First, let’s define what a port is. According to the IEFT, a port is:
“A logical entity for Internet communication. Ports serve two main purposes: 1. They provide a demultiplexing identifier to separate transport sessions between the same pair of endpoints 2. They may also identify the application protocol and associated service to which processes connect.”
In plain English, this simply means that a port is an endpoint through which data flows back and forth between two computers over a network. A computer has 65535 ports available to share information. These port numbers are based on a 16-bit number, which is where we derive the total number of available ports (0 to 65535).
Tmpmail is a utility written in bash that allows a user to create and use a temporary email address for receiving emails from the command-line. Underneath the covers, the bash script uses 1secmail’s API to receive the emails. By default, email addresses are created at random unless a specific email address follows the –generate flag.
When you send an email, your email client and multiple servers on the internet use the Simple Mail Transport Protocol or SMTP to move that message around the internet and ultimately into the recipient’s mailbox.
There are two main types of SMTP servers: relays and receivers.
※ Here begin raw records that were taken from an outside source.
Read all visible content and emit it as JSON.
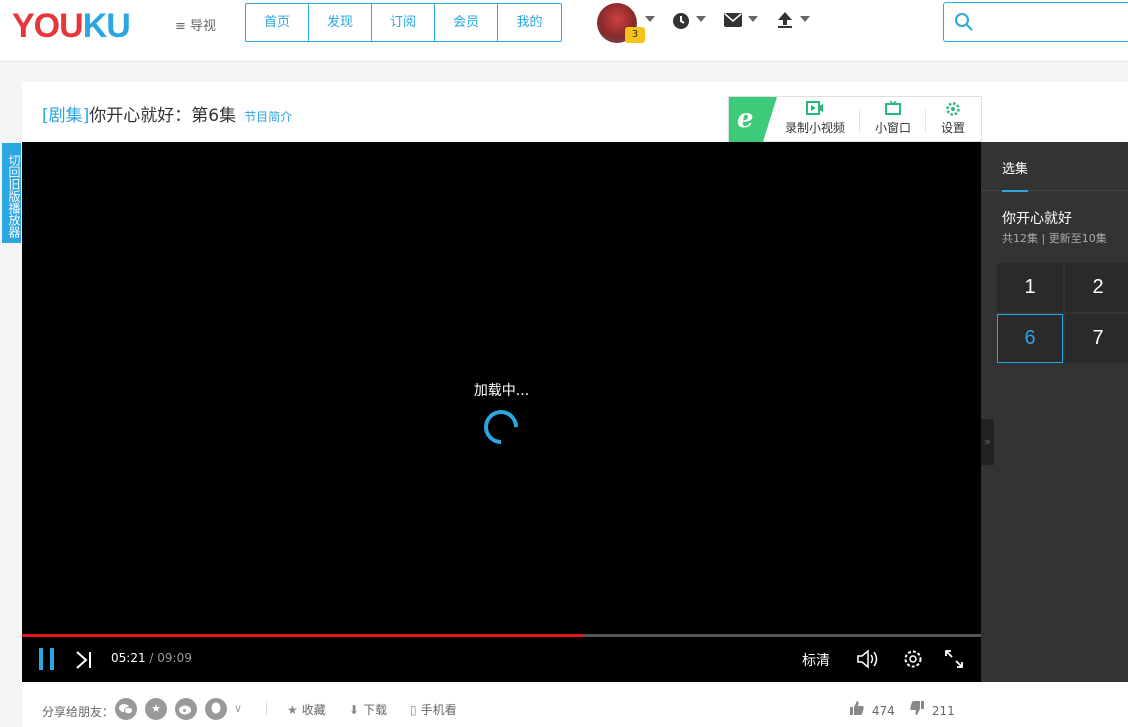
{
  "header": {
    "logo_part1": "YOU",
    "logo_part2": "KU",
    "guide_label": "导视",
    "nav": [
      "首页",
      "发现",
      "订阅",
      "会员",
      "我的"
    ],
    "user_level": "3"
  },
  "video": {
    "category": "[剧集]",
    "title": "你开心就好：第6集",
    "intro_link": "节目简介",
    "tools": {
      "record": "录制小视频",
      "mini": "小窗口",
      "settings": "设置"
    },
    "switch_old": "切回旧版播放器"
  },
  "player": {
    "loading": "加载中...",
    "current_time": "05:21",
    "total_time": "/ 09:09",
    "progress_fraction": 0.585,
    "quality": "标清"
  },
  "episodes": {
    "tab": "选集",
    "show_title": "你开心就好",
    "meta": "共12集 | 更新至10集",
    "numbers": [
      "1",
      "2",
      "6",
      "7"
    ],
    "active": "6"
  },
  "bottom": {
    "share_label": "分享给朋友：",
    "collect": "收藏",
    "download": "下载",
    "mobile": "手机看",
    "likes": "474",
    "dislikes": "211"
  },
  "colors": {
    "accent": "#2aa6e0",
    "progress": "#e4151b",
    "tool_green": "#3dca7a"
  }
}
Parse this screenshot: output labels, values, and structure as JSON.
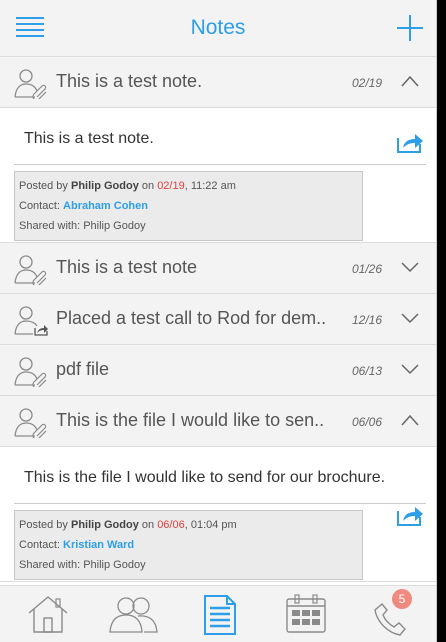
{
  "header": {
    "title": "Notes"
  },
  "notes": [
    {
      "title": "This is a test note.",
      "date": "02/19",
      "body": "This is a test note.",
      "posted_prefix": "Posted by ",
      "posted_by": "Philip Godoy",
      "on": " on ",
      "posted_date": "02/19",
      "posted_time": ", 11:22 am",
      "contact_label": "Contact: ",
      "contact": "Abraham Cohen",
      "shared": "Shared with: Philip Godoy"
    },
    {
      "title": "This is a test note",
      "date": "01/26"
    },
    {
      "title": "Placed a test call to Rod for dem..",
      "date": "12/16"
    },
    {
      "title": "pdf file",
      "date": "06/13"
    },
    {
      "title": "This is the file I would like to sen..",
      "date": "06/06",
      "body": "This is the file I would like to send for our brochure.",
      "posted_prefix": "Posted by ",
      "posted_by": "Philip Godoy",
      "on": " on ",
      "posted_date": "06/06",
      "posted_time": ", 01:04 pm",
      "contact_label": "Contact: ",
      "contact": "Kristian Ward",
      "shared": "Shared with: Philip Godoy"
    }
  ],
  "tabbar": {
    "items": [
      "home-icon",
      "contacts-icon",
      "notes-icon",
      "calendar-icon",
      "phone-icon"
    ],
    "active": "notes-icon",
    "badge": "5"
  },
  "colors": {
    "accent": "#2d9ee8",
    "date_red": "#e04040",
    "badge": "#f0897f"
  }
}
Relays accept email from users and then route it to the recipient. Receivers accept mail from relay servers and deliver it into a mailbox.